Records Start Marker
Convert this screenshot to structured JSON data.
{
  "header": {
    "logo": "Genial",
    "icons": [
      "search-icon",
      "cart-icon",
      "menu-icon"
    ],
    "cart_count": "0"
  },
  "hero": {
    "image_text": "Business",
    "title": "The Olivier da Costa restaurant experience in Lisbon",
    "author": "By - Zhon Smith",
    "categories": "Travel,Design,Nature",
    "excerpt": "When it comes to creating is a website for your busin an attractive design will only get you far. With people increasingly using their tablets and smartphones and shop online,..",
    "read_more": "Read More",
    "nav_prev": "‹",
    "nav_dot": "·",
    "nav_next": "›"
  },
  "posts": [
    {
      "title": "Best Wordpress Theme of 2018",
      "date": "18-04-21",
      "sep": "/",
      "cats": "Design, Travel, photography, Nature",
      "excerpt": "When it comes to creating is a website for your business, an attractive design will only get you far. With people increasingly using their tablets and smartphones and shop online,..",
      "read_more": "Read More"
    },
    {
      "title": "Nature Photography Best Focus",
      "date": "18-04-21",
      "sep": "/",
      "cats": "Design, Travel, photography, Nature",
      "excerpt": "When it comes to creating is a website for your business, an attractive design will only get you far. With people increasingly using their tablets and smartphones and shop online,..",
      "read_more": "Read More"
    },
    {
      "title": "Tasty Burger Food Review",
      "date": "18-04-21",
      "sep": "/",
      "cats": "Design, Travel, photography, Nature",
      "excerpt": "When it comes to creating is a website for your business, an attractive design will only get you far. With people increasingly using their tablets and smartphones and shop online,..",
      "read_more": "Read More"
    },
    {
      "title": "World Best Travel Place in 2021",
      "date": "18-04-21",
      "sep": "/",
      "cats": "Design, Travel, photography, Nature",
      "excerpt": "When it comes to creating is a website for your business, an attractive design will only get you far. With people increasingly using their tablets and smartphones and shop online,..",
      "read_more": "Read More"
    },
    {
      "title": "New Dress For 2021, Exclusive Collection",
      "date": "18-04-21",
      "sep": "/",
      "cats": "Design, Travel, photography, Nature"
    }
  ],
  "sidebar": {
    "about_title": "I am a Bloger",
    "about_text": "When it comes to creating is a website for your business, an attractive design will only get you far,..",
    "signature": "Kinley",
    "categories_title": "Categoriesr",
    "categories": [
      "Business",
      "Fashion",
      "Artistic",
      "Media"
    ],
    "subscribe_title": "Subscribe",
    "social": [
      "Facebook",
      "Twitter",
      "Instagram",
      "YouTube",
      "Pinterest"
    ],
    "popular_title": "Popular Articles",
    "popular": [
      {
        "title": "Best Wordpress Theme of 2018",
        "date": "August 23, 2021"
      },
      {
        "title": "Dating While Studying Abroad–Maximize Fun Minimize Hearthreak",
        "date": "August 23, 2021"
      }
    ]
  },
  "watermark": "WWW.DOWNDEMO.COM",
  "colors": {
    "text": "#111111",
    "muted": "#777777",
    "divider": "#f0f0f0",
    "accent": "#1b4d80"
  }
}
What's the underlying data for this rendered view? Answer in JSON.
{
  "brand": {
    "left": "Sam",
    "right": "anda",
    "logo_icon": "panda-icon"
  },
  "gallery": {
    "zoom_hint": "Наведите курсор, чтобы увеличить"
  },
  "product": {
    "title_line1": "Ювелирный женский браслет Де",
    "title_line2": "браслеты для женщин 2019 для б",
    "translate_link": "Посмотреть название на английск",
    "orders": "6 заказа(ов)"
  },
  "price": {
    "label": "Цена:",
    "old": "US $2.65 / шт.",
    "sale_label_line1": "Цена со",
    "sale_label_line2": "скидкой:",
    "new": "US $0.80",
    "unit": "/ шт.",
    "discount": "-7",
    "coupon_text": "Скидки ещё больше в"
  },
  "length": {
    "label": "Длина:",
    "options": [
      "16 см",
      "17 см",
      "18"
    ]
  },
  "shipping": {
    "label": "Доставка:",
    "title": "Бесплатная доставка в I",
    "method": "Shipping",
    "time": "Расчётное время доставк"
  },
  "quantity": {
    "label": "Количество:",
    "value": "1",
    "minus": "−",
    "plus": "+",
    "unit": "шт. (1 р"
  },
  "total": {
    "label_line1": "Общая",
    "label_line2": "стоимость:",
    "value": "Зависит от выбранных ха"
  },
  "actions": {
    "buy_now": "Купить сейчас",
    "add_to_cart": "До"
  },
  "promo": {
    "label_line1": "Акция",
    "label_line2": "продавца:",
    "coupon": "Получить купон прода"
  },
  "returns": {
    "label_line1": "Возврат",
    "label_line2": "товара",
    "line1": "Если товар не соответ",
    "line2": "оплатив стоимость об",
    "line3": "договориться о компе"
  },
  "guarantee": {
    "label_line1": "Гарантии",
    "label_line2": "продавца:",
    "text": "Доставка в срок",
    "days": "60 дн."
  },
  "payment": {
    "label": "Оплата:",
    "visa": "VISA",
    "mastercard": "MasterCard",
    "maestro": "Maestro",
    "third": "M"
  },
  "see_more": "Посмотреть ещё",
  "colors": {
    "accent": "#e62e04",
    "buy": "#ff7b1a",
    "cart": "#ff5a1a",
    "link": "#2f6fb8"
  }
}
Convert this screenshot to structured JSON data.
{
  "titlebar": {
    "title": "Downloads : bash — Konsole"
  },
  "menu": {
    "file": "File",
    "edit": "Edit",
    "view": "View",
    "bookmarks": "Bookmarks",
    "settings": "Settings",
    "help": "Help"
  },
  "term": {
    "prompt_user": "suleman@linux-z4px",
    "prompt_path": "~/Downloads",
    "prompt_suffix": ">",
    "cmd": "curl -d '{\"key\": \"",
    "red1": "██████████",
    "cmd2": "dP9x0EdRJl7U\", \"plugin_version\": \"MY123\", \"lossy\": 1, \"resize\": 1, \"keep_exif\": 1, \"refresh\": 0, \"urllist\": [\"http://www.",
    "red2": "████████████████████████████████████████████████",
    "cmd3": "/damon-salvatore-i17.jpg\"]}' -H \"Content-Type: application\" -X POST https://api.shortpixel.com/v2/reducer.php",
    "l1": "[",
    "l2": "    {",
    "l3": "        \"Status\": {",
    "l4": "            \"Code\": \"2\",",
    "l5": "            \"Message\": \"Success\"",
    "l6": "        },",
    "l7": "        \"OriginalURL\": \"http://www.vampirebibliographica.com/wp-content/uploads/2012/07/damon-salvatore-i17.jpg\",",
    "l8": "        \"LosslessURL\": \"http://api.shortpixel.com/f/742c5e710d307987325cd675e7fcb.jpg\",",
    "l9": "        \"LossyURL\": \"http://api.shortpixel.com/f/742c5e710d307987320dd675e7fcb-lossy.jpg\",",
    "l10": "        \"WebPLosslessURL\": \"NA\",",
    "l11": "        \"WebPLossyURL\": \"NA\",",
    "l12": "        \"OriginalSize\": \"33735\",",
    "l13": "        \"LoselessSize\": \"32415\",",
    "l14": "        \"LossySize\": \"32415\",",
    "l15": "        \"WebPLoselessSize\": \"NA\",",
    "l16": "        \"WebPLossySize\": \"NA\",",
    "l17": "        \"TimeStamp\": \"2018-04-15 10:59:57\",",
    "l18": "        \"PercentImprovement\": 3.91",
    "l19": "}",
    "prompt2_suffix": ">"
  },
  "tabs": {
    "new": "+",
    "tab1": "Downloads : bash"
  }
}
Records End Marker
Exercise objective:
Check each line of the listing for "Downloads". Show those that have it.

Reply to the task:
    "title": "Downloads : bash — Konsole"
    "prompt_path": "~/Downloads",
    "tab1": "Downloads : bash"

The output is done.